Answer: VCU Rams – So I just said Kansas gets out of the region.  Well, if anyone could take them out, I say it’s VCU.  Shaka Smart’s team gets up and down, shoots the triple, and creates havoc on defense.  They really don’t look physically imposing, but they are relentless.  The Rams can’t overlook the Michigan Wolverines in the round of 32.  However, VCU is more than capable of making a deep run.

Which lower seed could make some noise?

Answer: South Dakota State Jackrabbits – Any team with Nate Wolters has a chance to cause problems.  The fact that Michigan isn’t a top flight defensive team helps immensely.  Wolters should be able to get his offense going, and he has enough support to get out of the round of 64.  Reaching the Sweet 16 would be huge for the Jackrabbits, and certainly feasible with a possible mid-major matchup in the round of 32 with either the Akron Zips or VCU.

Who will disappoint?

Answer: Michigan Wolverines – About 15 games into this season, I thought the Wolverines were the best team in the country.  Trey Burke is a Player of the Year candidate.  They have firepower galore.  They also settle for a lot of perimeter shots, and don’t play very good defense.  Combine that with an underwhelming coach in John Beilein; and you have a tournament disappointment.


Who will come out of the East?

Answer: Syracuse Orange – I realize the Orange didn’t exactly set the world on fire down the stretch.  The talent and experience is there to make this a formidable foe in the tourney.  The Orange has solid guard play, and James Southerland has been torching the nets from three.  The first major test should be the Indiana Hoosiers in the Sweet 16.  For teams that haven’t run into it often, the length of the Syracuse zone defense can be a real problem.  I think both Indiana and the Miami Hurricanes struggle with that problem and the Orange crash the Final Four.

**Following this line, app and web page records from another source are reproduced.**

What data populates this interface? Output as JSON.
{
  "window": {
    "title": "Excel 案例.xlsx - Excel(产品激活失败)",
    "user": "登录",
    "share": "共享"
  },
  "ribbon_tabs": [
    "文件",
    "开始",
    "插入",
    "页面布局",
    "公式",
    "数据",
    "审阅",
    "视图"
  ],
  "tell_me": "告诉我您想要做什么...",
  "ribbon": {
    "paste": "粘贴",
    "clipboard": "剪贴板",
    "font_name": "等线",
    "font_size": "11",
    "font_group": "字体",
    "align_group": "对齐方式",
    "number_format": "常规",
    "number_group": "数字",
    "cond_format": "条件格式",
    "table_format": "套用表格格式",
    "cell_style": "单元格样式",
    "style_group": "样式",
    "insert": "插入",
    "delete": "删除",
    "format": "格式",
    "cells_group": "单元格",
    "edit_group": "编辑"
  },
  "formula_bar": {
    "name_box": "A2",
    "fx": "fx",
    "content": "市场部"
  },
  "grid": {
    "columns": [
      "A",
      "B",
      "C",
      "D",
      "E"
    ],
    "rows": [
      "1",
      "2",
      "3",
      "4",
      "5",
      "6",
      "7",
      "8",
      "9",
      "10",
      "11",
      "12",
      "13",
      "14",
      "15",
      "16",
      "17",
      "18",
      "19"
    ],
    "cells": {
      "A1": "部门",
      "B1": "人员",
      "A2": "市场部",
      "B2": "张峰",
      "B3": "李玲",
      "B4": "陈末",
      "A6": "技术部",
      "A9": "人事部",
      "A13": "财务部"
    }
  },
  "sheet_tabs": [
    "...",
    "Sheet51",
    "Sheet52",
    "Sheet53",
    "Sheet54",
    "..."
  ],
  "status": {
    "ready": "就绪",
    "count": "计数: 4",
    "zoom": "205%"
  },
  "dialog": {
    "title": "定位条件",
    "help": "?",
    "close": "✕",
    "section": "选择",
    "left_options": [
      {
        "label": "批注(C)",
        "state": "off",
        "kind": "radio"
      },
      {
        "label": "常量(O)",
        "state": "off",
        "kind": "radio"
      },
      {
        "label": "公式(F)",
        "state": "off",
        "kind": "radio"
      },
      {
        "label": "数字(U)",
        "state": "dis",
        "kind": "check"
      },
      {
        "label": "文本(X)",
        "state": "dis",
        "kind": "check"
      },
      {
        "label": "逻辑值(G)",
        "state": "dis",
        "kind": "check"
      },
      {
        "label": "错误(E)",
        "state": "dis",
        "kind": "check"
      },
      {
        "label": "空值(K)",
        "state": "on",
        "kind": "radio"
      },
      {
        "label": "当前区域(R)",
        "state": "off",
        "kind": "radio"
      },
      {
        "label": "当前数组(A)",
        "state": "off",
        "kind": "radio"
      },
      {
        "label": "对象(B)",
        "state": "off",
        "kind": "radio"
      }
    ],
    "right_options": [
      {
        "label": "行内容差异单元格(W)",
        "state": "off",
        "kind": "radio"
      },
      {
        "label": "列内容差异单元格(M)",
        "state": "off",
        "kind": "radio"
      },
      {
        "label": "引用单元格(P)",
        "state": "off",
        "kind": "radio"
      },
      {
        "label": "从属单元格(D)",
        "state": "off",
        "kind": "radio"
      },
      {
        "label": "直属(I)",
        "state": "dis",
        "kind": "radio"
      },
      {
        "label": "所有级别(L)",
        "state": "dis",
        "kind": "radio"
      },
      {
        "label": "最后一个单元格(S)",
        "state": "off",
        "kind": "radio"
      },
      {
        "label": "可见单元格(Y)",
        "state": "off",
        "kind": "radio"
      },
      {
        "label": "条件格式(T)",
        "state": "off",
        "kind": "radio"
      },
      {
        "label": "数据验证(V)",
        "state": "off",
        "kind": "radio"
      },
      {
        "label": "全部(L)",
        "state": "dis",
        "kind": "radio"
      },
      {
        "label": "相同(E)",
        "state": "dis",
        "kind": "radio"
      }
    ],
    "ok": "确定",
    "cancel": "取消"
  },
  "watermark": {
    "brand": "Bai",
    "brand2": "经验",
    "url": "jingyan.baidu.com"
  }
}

Which dark horse team could take the region?

Answer: Temple Owls – The East seems like the least likely to have a dark horse representative in the Final Four.  However, my rationale is simple.  Temple plays a methodical style, and has a player in Khalif Wyatt who is capable of carrying a team on his back.  If the Owls were to knock off Indiana in the round of 32, I could see them making their way through the weakest of the regions.

Which lower seed could make some noise?

Answer: Bucknell Bison – This is a flat out good team.  Mike Muscala will be a household name by the time the Bison exit the tourney.  Bucknell is well balanced, and has played major competition.  This is the one double-digit seed I’m confident will go to the Sweet 16 at minimum.  They’ll get by the Butler Bulldogs and then oust the Davidson Wildcats after they pull the upset of the Marquette Golden Eagles.  Once they get that far, who knows what can happen.

Who will disappoint?

Answer: Indiana Hoosiers – Again, being the top seed has its privileges, and its drawbacks.  The Hoosiers have been their own worst enemy when they’ve lost this season.  They just seem to lose focus.  I don’t see them keeping it for three straight weeks.  If they do, they could win it all.  If they don’t, they could suffer a worse fate than the Sweet 16 ouster I’ve predicted for them.

Final Four

As you can see, in breaking down the regions, I gave you my Final Four picks.  Louisville out of the Midwest region vs. New Mexico out of the West region.  Kansas out of the South region vs. Syracuse out of the East Region.

I’m picking my Louisville Cardinals to once again overcome the New Mexico Lobos.  They battled last season in the round of 32.  This time the stakes are higher, but the outcome will be the same.  The Cardinals take a close one.  The Kansas Jayhawks will end the improbable run by the Syracuse Orange on the other side of the bracket; setting up a Louisville vs. Kansas matchup for the National Title.

I’m picking the Louisville Cardinals to get their third National Championship.  Final score: Louisville Cardinals 72 Kansas Jayhawks 65.